I think I've figured it out, and the answer wasn't preventing export of symbols. It was using name mangling to ensure those symbols aren't used by other libraries. I've written it up, along with a demo, at GitHub - jsha/rust-private-loggers: A demo of making a Rust staticlib with exclusive control of its own logs. Text of the README below for convenience:
Private Loggers (and other crates) in Rust FFI Libraries
When building libraries in Rust for consumption via FFI in other languages,
there's a question of what to do about global variables in other crates.
In particular, the Rust ecosystem mostly uses the
log crate for logging.
Library crates are supposed to use the
log crate's global LOGGER object
to send logs; applications are supposed to register a logger
exactly once, at the beginning of main. This is important because only one

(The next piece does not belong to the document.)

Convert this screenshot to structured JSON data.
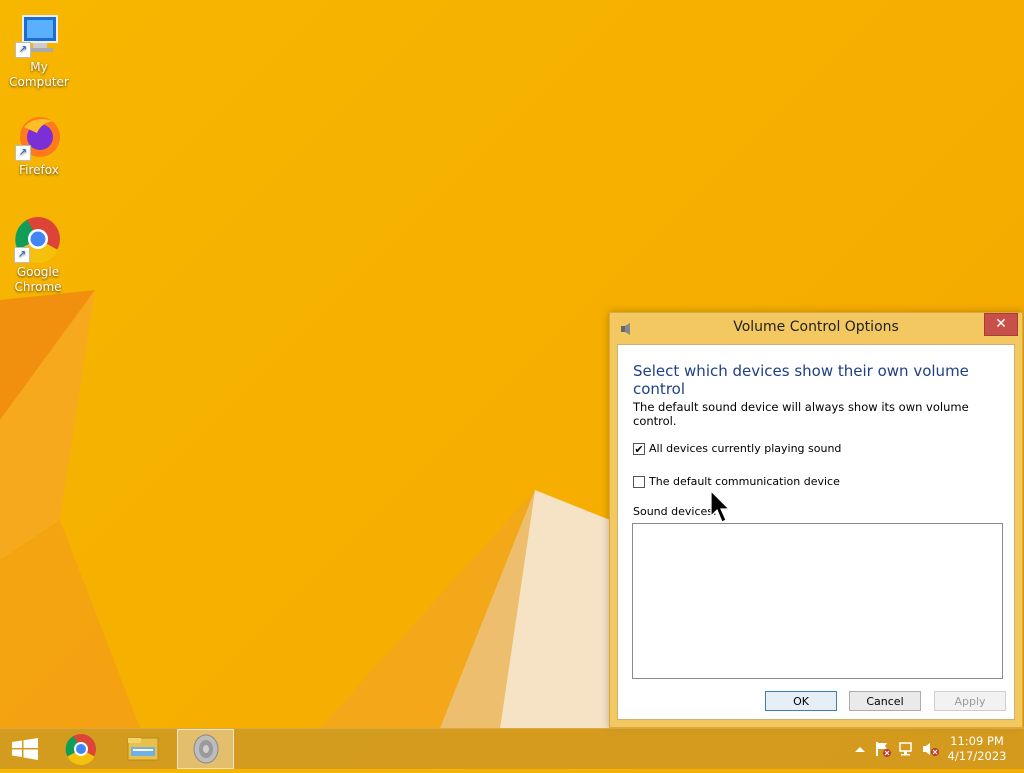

logger can ever be registered.
What about FFI libraries? The application consuming your code probably isn't in
the Rust ecosystem, so it can't register its own logger. Your library could
register a logger, and provide an interface for the application to register
interest in messages from that logger. But that runs afoul of the requirement
that only the application is supposed to register a logger. And what happens if
some application links your library and some other Rust FFI library that
registers a logger? Whichever library registers its logger first wins.
What we really want is for each FFI library to have its own copy of the
crate, with its own version of the global
It turns out Rust has already solved this problem once, for dependency
resolution. Thanks to @sagebind for an excellent blog post on the topic,
which helped me figure this out.
Rust can use two versions of the same crate in one library, thanks to "name
mangling" and a "disambiguator." It assigns different names to symbols from
each of the crates.
Cargo controls the disambiguator by passing
-C metadata=... flag to rustc, which
can be specified multiple times. Cargo does dependency resolution to figure out
what it needs to provide for the metadata flag in order to ensure that if
multiple versions of a crate need to be linked, they don't conflict with each
You can use the RUSTFLAGS environment variable to add your own
flags, which Cargo passes along to its rustc invocations. The normal metadata
flags still get passed and respected, so this doesn't break the normal
functioning of the disambiguator.
RUSTFLAGS="-C metadata=something_unique" cargo build -v
When you build your library with an invocation like the above, all of your
library's dependencies have their names mangled uniquely. So even if someone
links your library, and some other Rust FFI library that has the same
dependencies, (a) the symbols won't conflict, and (b) you can interact with
globals in your dependencies without affecting the other library.
This has a bit of a downside: If an application links in a lot of Rust FFI
libraries that all use this approach, it will wind up with a bunch of
independent copies of common Rust code. Whether this tradeoff is worthwhile
depends on your intended use for the library. I think in most libraries intended
for general use, making dependencies "private" via this technique is the right
Try It Out
Clone this repo, then run
This will build two Rust staticlibs, logginglib1 and logginglib2. Each one
registers its own
Log impl that writes to stdout. Logginglib1 prefixes its
one: ; logginglib2 prefixes its lines with
two: . In a more
realistic deployment, these libraries might offer a callback-based API so that
applications or other libraries can register to receive log lines.
The Makefile builds each of logginglib1 and logginglib2 with a different
RUSTFLAGS="-C metadata=...", and then links both of them into a small C
main.c. That program calls a function in each library that generates
a log line. The expected output is: